# WHAT TO PRODUCE:
The answer should consist of all the records, written out word for word.
Segment Open
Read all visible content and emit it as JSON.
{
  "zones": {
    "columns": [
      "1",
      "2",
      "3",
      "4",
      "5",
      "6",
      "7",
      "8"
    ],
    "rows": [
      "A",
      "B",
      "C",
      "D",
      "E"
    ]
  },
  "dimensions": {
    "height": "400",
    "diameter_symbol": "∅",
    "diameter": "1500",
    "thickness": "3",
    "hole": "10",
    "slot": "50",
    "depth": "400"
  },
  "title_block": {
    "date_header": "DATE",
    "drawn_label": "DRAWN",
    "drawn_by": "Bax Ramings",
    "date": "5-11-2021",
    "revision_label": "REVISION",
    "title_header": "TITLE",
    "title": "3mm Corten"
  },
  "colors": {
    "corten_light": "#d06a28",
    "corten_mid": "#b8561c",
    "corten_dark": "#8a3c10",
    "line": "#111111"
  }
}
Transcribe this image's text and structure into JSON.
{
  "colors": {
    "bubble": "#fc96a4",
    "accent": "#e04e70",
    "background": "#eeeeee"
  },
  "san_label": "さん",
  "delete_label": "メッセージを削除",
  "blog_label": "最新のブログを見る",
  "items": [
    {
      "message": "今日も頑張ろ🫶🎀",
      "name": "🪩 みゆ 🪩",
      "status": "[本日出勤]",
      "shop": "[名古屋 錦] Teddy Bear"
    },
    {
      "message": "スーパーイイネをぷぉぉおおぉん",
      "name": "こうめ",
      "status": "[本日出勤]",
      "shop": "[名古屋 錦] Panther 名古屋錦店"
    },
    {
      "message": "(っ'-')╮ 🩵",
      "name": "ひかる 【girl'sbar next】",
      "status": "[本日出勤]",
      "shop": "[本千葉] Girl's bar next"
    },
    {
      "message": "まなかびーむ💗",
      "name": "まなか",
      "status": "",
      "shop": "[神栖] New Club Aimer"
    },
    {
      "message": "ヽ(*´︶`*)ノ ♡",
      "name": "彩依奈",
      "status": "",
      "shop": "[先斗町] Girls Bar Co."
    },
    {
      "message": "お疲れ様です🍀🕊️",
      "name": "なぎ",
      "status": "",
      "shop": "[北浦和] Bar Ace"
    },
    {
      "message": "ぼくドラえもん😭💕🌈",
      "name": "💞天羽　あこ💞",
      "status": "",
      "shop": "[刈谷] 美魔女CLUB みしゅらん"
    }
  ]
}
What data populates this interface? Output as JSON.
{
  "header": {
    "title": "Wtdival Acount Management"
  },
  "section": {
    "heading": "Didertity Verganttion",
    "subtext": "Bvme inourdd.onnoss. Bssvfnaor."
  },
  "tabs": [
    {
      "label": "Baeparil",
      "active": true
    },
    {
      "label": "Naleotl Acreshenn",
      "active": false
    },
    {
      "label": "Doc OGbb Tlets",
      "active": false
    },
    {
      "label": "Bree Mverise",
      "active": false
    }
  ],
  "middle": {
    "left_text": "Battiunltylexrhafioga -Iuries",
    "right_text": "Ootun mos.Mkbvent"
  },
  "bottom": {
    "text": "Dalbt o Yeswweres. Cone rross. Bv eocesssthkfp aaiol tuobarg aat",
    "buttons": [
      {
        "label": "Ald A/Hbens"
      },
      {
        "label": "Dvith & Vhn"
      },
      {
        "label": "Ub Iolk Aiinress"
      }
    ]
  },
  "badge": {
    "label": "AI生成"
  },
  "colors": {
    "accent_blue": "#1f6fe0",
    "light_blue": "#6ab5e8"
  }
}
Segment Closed
# YOUR SOLUTION:
Read all visible content and emit it as JSON.
{
  "zones": {
    "columns": [
      "1",
      "2",
      "3",
      "4",
      "5",
      "6",
      "7",
      "8"
    ],
    "rows": [
      "A",
      "B",
      "C",
      "D",
      "E"
    ]
  },
  "dimensions": {
    "height": "400",
    "diameter_symbol": "∅",
    "diameter": "1500",
    "thickness": "3",
    "hole": "10",
    "slot": "50",
    "depth": "400"
  },
  "title_block": {
    "date_header": "DATE",
    "drawn_label": "DRAWN",
    "drawn_by": "Bax Ramings",
    "date": "5-11-2021",
    "revision_label": "REVISION",
    "title_header": "TITLE",
    "title": "3mm Corten"
  },
  "colors": {
    "corten_light": "#d06a28",
    "corten_mid": "#b8561c",
    "corten_dark": "#8a3c10",
    "line": "#111111"
  }
}
Transcribe this image's text and structure into JSON.
{
  "colors": {
    "bubble": "#fc96a4",
    "accent": "#e04e70",
    "background": "#eeeeee"
  },
  "san_label": "さん",
  "delete_label": "メッセージを削除",
  "blog_label": "最新のブログを見る",
  "items": [
    {
      "message": "今日も頑張ろ🫶🎀",
      "name": "🪩 みゆ 🪩",
      "status": "[本日出勤]",
      "shop": "[名古屋 錦] Teddy Bear"
    },
    {
      "message": "スーパーイイネをぷぉぉおおぉん",
      "name": "こうめ",
      "status": "[本日出勤]",
      "shop": "[名古屋 錦] Panther 名古屋錦店"
    },
    {
      "message": "(っ'-')╮ 🩵",
      "name": "ひかる 【girl'sbar next】",
      "status": "[本日出勤]",
      "shop": "[本千葉] Girl's bar next"
    },
    {
      "message": "まなかびーむ💗",
      "name": "まなか",
      "status": "",
      "shop": "[神栖] New Club Aimer"
    },
    {
      "message": "ヽ(*´︶`*)ノ ♡",
      "name": "彩依奈",
      "status": "",
      "shop": "[先斗町] Girls Bar Co."
    },
    {
      "message": "お疲れ様です🍀🕊️",
      "name": "なぎ",
      "status": "",
      "shop": "[北浦和] Bar Ace"
    },
    {
      "message": "ぼくドラえもん😭💕🌈",
      "name": "💞天羽　あこ💞",
      "status": "",
      "shop": "[刈谷] 美魔女CLUB みしゅらん"
    }
  ]
}
What data populates this interface? Output as JSON.
{
  "header": {
    "title": "Wtdival Acount Management"
  },
  "section": {
    "heading": "Didertity Verganttion",
    "subtext": "Bvme inourdd.onnoss. Bssvfnaor."
  },
  "tabs": [
    {
      "label": "Baeparil",
      "active": true
    },
    {
      "label": "Naleotl Acreshenn",
      "active": false
    },
    {
      "label": "Doc OGbb Tlets",
      "active": false
    },
    {
      "label": "Bree Mverise",
      "active": false
    }
  ],
  "middle": {
    "left_text": "Battiunltylexrhafioga -Iuries",
    "right_text": "Ootun mos.Mkbvent"
  },
  "bottom": {
    "text": "Dalbt o Yeswweres. Cone rross. Bv eocesssthkfp aaiol tuobarg aat",
    "buttons": [
      {
        "label": "Ald A/Hbens"
      },
      {
        "label": "Dvith & Vhn"
      },
      {
        "label": "Ub Iolk Aiinress"
      }
    ]
  },
  "badge": {
    "label": "AI生成"
  },
  "colors": {
    "accent_blue": "#1f6fe0",
    "light_blue": "#6ab5e8"
  }
}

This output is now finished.